(App and web page records)
-- -- --
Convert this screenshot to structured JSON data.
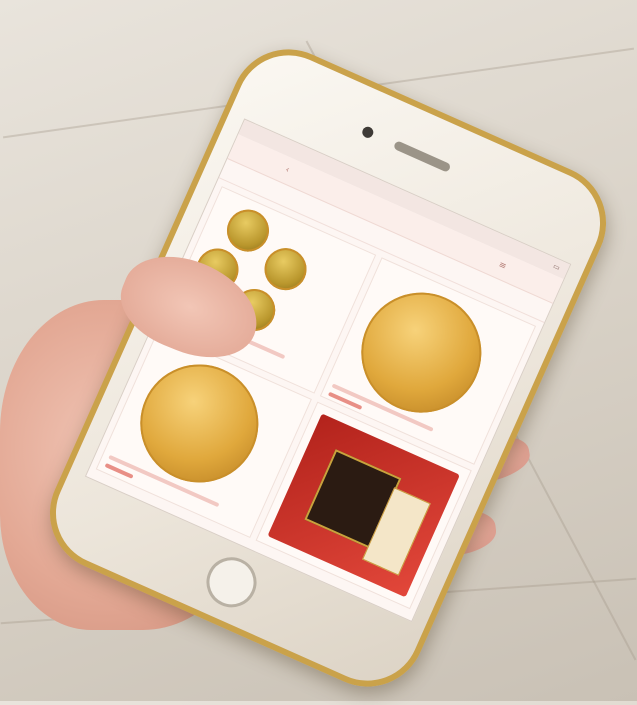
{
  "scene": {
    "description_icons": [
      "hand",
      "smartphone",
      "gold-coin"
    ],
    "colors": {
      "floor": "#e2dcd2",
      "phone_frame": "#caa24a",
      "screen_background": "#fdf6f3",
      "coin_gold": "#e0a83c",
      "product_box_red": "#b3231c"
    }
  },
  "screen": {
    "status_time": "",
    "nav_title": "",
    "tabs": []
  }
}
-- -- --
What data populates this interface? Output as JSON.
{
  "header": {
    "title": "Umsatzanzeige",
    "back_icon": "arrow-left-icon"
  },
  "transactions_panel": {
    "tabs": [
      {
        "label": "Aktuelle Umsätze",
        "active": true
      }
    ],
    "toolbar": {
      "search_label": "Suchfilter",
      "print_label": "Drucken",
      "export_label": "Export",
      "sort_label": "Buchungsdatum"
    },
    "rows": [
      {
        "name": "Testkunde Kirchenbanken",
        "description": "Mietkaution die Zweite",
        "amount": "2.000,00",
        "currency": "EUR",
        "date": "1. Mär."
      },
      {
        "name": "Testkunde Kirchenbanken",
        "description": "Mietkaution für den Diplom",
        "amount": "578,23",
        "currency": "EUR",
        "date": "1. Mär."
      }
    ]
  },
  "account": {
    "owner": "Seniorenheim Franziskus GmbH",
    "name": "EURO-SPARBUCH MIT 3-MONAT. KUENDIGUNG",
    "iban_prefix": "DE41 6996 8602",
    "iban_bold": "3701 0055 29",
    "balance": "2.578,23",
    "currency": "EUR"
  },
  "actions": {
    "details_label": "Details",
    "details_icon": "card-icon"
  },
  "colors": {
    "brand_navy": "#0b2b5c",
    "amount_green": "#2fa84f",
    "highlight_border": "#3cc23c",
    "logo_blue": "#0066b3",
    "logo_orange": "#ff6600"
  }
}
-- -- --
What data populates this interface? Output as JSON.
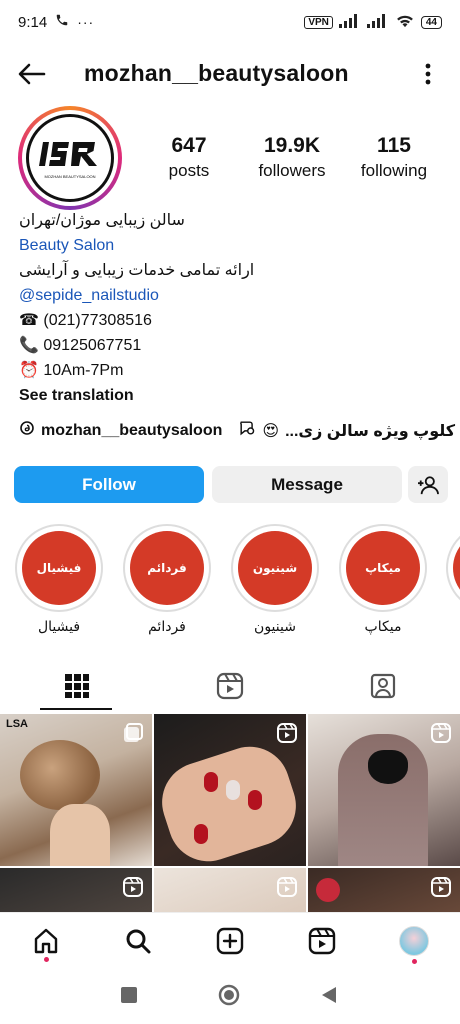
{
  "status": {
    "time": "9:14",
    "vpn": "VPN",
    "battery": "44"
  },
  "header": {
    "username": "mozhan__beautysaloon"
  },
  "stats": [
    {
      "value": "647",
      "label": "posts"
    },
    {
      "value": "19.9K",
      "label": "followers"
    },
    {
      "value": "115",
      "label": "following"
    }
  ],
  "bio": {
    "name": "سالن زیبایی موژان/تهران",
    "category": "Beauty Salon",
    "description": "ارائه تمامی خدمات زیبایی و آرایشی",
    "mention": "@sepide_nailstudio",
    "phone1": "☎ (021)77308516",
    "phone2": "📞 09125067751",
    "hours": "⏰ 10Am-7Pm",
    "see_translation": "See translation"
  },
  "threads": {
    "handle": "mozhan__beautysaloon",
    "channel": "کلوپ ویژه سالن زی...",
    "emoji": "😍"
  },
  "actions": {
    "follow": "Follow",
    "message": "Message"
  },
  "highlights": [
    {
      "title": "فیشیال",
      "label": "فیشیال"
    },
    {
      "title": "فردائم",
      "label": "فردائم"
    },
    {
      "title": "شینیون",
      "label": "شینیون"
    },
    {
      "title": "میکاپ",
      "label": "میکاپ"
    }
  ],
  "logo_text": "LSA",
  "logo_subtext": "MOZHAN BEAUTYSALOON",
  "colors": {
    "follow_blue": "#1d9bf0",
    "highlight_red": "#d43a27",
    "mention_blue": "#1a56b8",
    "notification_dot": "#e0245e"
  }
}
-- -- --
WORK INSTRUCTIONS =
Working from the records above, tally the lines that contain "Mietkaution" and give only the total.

OUTPUT =
2